Piedmont Traid, NC -- How much dirt do you think is out there on the internet about you?; a picture of you from college having a little too much fun or maybe it's a false claim someone made about you.
It's the stuff that makes you cringe...knowing that is what someone - perhaps a potential employer or an admissions office - can easily find on Google.
And you know the saying - once something is online, it's there forever. Or is it?
WFMY News 2 found out you may not be able to completely delete your digital dirt but you can certainly restore your online reputation.
Latina Brooks is a graduating senior at UNCG who has taken the task into her own hands.
The college student has several photos with her friends having fun at different social gatherings. Brooks says she looks back now and wishes some of those photos never made it online.
"[Future employers would] probably just think like I was a party animal," Brooks said about her photos. "I used to be very, very active. I used to be on twitter, Instagram, Facebook, anything. I would just post anything; doing a lot of complaining."
Now that Brooks is getting ready to enter the so-called "real world" she hopes none of her ill-advised online activity hurts her chances of getting her dream job.
"Your reputation online is more important today than ever before. It's how people are making decisions about you: whether to hire you for a job, do business with you, all sorts of decisions," Michael Zammuto of ReputationChanger.com said.
In fact, in the Greensboro Police Department online reputation has been part of the hiring process for about four years, according to Captain Brian James, the head of the Resource Management Division.
"We ask them, hey, here's a computer. Sign on to you Facebook account. Let's take a look at it," Captain James explained. "It just kind of gives us an indication of how you carry out your private life
Which is why Brooks says she is now quickly cleaning up her online image.
"I didn't know all this stuff was out there," she said.
From vulgar rants to inappropriate pictures on old and current social media profiles, Brooks is deleting and untagging them all.
"Sometimes you'll be out with your friends and maybe you're just sleeping and people will take a picture of you and be like, 'oh, yeah, she's passed out'," Brooks explained about the perils of being social in the age of social media.
Teddy Burris, a networking strategist, says he sometimes gets questions about deleting digital dirt during his seminars.
"If something was posted or shared - a video, a picture, an image or statement - the best think you can do is to remove it and/or correct it,' Burris says he advises his students and clients.
He and Zammuto say deleting your digital dirt takes work.
First, search for what is out there.
"The first thing to do to clean up your reputation is not back off from it. Don't attempt to hide from it because people are going to find you,' Zammuto expounded.
Next, like Brooks, delete anything you have posted while asking others to delete what they have of you.
If there's still more? Time to manipulate your search results or simply "bury" the bad.
"If you build enough stuff about you and it's interesting and it's engaging, it'll eventually push down those older things," added Zammuto.

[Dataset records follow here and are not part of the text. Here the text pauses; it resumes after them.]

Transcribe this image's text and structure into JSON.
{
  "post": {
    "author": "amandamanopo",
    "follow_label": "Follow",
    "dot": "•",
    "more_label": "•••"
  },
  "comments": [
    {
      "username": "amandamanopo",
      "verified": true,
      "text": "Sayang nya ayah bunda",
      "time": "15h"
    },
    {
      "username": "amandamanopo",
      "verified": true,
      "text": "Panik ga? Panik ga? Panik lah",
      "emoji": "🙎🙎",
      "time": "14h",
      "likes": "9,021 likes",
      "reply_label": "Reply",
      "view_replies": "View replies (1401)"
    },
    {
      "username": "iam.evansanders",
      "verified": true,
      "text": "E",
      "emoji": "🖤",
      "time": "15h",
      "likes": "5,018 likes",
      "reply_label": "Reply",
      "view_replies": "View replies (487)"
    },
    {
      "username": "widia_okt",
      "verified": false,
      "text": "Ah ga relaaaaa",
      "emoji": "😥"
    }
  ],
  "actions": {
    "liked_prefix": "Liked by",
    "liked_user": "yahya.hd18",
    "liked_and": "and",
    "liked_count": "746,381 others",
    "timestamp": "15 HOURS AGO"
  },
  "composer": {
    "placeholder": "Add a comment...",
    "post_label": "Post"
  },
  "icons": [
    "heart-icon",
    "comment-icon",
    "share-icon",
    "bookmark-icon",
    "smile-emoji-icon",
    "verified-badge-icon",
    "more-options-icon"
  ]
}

Bottom line, start early, monitor often and in moving forward, watch what you post - way before that important someone starts looking.
And that's exactly what Brooks says she's doing.
"I hope [a potential employer or graduate school admissions office] can see the progression, if they are looking right now. Because I can't delete everything, because once it's on there, it's on there but I have scaled back a lot and maybe they can see that she's had her fun and she's ready to work."
For people with more serious online reputation issues, there are companies out there to help you rebuild your personal brand.
But get ready to pay - fixing your reputation can range anywhere from hundreds of dollars to thousands a year.
Here is a list of companies to get you started:
ReputationChanger.com (offer free monitoring service)
Big Blue Robot
Metal Rabbit Media